Task to carry out: Please read the records below and return each line holding the string "Details".

Data under study:
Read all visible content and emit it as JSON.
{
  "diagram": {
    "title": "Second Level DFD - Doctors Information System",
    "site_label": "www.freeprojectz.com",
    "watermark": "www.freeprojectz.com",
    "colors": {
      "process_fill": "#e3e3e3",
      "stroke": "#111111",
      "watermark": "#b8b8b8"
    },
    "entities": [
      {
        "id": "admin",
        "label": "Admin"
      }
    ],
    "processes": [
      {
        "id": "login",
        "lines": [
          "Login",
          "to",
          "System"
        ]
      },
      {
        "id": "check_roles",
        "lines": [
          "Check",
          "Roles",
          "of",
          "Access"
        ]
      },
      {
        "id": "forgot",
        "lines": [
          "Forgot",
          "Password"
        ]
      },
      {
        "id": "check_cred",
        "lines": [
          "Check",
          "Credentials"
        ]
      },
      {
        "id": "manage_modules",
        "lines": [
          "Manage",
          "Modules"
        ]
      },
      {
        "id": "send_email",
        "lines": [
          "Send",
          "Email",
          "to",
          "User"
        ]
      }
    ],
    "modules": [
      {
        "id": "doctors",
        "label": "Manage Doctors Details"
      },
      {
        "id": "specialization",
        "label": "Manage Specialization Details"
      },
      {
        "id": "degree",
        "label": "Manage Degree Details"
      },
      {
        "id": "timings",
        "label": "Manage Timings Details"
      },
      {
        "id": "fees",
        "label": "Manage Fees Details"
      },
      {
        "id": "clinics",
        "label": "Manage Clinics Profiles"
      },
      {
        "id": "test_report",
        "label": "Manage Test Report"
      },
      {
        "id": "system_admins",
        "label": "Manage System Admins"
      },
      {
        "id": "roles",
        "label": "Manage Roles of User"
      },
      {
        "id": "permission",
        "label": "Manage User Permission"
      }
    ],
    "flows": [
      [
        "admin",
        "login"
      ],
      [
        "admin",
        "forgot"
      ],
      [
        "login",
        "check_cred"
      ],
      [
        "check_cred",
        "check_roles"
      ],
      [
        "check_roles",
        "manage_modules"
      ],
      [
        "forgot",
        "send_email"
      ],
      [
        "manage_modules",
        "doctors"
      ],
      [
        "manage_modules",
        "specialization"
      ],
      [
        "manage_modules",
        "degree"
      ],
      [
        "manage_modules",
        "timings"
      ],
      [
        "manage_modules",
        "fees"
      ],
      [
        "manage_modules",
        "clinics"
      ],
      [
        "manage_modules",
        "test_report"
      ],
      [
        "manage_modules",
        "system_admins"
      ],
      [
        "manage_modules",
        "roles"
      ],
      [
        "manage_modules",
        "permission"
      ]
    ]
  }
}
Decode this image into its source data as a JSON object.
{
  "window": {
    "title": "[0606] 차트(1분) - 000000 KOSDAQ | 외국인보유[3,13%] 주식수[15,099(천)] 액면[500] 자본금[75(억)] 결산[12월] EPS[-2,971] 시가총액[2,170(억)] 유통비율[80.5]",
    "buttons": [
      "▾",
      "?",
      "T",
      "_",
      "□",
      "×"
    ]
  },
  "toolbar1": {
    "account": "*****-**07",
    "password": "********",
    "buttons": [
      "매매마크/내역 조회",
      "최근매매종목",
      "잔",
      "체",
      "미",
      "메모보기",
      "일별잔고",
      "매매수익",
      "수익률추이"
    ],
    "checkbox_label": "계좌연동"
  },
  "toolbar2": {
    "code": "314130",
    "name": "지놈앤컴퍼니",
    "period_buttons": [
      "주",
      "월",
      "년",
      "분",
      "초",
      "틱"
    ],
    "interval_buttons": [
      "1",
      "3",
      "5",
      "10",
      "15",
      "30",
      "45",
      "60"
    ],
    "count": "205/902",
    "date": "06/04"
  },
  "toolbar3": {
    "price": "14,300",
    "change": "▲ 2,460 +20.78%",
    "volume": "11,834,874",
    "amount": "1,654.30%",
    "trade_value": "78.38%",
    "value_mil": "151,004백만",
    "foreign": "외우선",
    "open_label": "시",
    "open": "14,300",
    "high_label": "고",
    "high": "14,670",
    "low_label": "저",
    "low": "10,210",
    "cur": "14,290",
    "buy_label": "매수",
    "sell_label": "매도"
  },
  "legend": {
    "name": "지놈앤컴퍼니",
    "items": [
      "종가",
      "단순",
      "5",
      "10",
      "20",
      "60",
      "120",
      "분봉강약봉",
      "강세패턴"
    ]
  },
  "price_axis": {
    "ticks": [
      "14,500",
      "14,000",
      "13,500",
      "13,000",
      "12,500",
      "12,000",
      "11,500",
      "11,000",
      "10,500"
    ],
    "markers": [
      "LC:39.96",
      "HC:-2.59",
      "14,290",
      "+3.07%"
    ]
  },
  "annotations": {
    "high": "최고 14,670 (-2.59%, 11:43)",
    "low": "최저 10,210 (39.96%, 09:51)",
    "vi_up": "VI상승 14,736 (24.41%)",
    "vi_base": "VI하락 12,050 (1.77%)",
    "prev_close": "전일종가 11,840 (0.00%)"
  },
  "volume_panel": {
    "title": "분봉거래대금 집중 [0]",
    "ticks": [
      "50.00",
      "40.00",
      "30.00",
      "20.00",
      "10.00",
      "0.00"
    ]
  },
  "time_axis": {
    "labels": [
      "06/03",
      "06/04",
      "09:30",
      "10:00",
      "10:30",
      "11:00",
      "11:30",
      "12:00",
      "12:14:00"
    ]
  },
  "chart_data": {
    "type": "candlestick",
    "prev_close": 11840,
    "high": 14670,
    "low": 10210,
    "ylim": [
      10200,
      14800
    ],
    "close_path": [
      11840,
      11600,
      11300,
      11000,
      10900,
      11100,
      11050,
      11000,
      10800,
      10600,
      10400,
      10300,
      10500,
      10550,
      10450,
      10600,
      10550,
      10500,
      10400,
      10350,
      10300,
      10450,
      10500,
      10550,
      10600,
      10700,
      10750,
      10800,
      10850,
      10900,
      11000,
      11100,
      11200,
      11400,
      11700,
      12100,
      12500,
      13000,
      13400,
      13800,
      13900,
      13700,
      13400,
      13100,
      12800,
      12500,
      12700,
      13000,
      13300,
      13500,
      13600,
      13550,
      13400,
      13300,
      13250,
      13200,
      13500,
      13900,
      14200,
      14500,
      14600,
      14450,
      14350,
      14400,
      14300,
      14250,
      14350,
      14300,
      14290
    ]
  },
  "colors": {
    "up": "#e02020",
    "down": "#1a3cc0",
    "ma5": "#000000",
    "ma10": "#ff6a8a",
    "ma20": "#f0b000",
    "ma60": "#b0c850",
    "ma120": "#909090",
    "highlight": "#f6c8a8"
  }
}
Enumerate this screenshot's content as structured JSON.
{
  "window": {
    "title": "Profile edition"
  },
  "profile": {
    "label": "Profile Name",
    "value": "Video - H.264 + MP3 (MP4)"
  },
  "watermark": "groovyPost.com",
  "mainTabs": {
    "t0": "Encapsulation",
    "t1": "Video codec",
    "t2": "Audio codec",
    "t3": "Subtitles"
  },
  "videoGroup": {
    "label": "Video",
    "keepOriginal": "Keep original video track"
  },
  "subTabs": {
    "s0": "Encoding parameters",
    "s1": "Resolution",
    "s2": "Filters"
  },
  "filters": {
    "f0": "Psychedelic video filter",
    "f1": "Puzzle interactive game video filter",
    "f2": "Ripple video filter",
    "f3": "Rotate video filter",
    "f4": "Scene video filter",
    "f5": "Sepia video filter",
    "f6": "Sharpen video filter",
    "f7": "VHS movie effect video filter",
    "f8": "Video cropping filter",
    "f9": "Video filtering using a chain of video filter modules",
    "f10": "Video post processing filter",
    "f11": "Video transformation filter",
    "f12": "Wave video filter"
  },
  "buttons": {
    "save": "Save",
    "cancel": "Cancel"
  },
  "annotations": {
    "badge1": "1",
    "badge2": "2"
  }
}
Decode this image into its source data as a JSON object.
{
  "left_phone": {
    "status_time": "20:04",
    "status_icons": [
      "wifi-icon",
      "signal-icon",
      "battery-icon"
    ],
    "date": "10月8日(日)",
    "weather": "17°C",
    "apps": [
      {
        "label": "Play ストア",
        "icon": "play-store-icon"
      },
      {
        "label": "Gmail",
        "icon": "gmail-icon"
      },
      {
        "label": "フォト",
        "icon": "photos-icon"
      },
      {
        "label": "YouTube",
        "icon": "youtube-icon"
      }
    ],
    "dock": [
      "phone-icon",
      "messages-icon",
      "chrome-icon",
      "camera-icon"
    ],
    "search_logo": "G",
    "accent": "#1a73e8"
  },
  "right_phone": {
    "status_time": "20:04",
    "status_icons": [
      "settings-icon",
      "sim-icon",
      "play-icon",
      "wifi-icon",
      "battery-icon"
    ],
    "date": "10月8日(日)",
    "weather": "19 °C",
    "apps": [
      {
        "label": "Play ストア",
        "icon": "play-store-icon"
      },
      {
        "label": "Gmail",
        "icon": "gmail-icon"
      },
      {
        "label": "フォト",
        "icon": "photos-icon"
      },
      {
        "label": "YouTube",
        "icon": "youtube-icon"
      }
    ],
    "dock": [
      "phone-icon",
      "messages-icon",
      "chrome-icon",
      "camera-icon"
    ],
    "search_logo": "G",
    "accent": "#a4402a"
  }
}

Answer space:
        "label": "Manage Doctors Details"
        "label": "Manage Specialization Details"
        "label": "Manage Degree Details"
        "label": "Manage Timings Details"
        "label": "Manage Fees Details"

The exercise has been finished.